It’s 2011, a new year, a chance for new beginnings.  But not everyone will have a get to experience the excitement of the new year.  In the short time that has passed since we watched the ball drop in Times Square earlier this week, more than 5,000 women have died from complications of pregnancy and childbirth – one woman every 90 seconds, 1,000 women every day.

A continued lack of attention to maternal health takes the lives of hundreds of thousands of women and girls each year, and denies countless others their dignity.  In Sierra Leone, for example, one out of every 21 women will die during pregnancy or childbirth.  Here in the United States, women face a greater lifetime risk of dying from pregnancy-related complications than do women in 49 other countries, and African-American women are nearly four times as likely to die as are Caucasian women.

The death of women in pregnancy and childbirth is not just a public health emergency, it is a human rights crisis.  The United States can, and should, play a role in responding.

Last year, congressional champions introduced legislation – like the Global MOMS Act and the MOMS for the 21st Century Act – to expand access to quality maternal health care and remove barriers to care.  This week, a new Congress convened in Washington, with a new agenda.  It’s now up to us to remind our legislators that the crisis of maternal mortality will not go away on its own; it requires their commitment to action.

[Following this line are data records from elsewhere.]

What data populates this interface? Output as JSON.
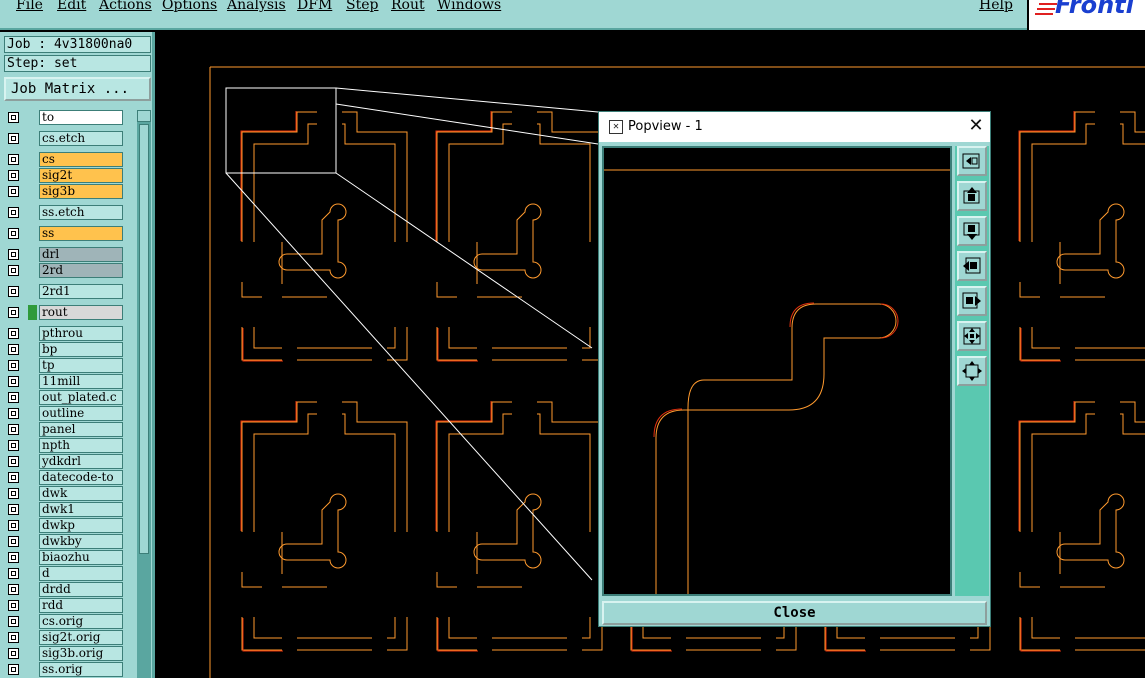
{
  "menubar": {
    "items": [
      "File",
      "Edit",
      "Actions",
      "Options",
      "Analysis",
      "DFM",
      "Step",
      "Rout",
      "Windows"
    ],
    "help": "Help",
    "logo": "Fronti"
  },
  "leftpanel": {
    "job": "Job : 4v31800na0",
    "step": "Step: set",
    "job_matrix": "Job Matrix ...",
    "layers": [
      {
        "name": "to",
        "color": "#ffffff"
      },
      {
        "name": "cs.etch",
        "color": "#b8e6e2"
      },
      {
        "name": "cs",
        "color": "#ffc24d"
      },
      {
        "name": "sig2t",
        "color": "#ffc24d"
      },
      {
        "name": "sig3b",
        "color": "#ffc24d"
      },
      {
        "name": "ss.etch",
        "color": "#b8e6e2"
      },
      {
        "name": "ss",
        "color": "#ffc24d"
      },
      {
        "name": "drl",
        "color": "#9fb4b8"
      },
      {
        "name": "2rd",
        "color": "#9fb4b8"
      },
      {
        "name": "2rd1",
        "color": "#b8e6e2"
      },
      {
        "name": "rout",
        "color": "#d8d8d8",
        "indicator": "#2f9a3a"
      },
      {
        "name": "pthrou",
        "color": "#b8e6e2"
      },
      {
        "name": "bp",
        "color": "#b8e6e2"
      },
      {
        "name": "tp",
        "color": "#b8e6e2"
      },
      {
        "name": "11mill",
        "color": "#b8e6e2"
      },
      {
        "name": "out_plated.c",
        "color": "#b8e6e2"
      },
      {
        "name": "outline",
        "color": "#b8e6e2"
      },
      {
        "name": "panel",
        "color": "#b8e6e2"
      },
      {
        "name": "npth",
        "color": "#b8e6e2"
      },
      {
        "name": "ydkdrl",
        "color": "#b8e6e2"
      },
      {
        "name": "datecode-to",
        "color": "#b8e6e2"
      },
      {
        "name": "dwk",
        "color": "#b8e6e2"
      },
      {
        "name": "dwk1",
        "color": "#b8e6e2"
      },
      {
        "name": "dwkp",
        "color": "#b8e6e2"
      },
      {
        "name": "dwkby",
        "color": "#b8e6e2"
      },
      {
        "name": "biaozhu",
        "color": "#b8e6e2"
      },
      {
        "name": "d",
        "color": "#b8e6e2"
      },
      {
        "name": "drdd",
        "color": "#b8e6e2"
      },
      {
        "name": "rdd",
        "color": "#b8e6e2"
      },
      {
        "name": "cs.orig",
        "color": "#b8e6e2"
      },
      {
        "name": "sig2t.orig",
        "color": "#b8e6e2"
      },
      {
        "name": "sig3b.orig",
        "color": "#b8e6e2"
      },
      {
        "name": "ss.orig",
        "color": "#b8e6e2"
      }
    ]
  },
  "popup": {
    "title": "Popview - 1",
    "close_label": "Close",
    "side_buttons": [
      "zoom-back-icon",
      "pan-up-icon",
      "pan-down-icon",
      "pan-left-icon",
      "pan-right-icon",
      "zoom-fit-icon",
      "zoom-home-icon"
    ]
  },
  "colors": {
    "panel": "#9fd7d3",
    "trace": "#ff9a2e",
    "trace_outline": "#e0300e",
    "rout": "#ffc24d"
  }
}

Help ensure that maternal mortality ranks high on Congress’ list of priorities.  Demand that our congressional leaders pass legislation to combat maternal mortality at home and around the world.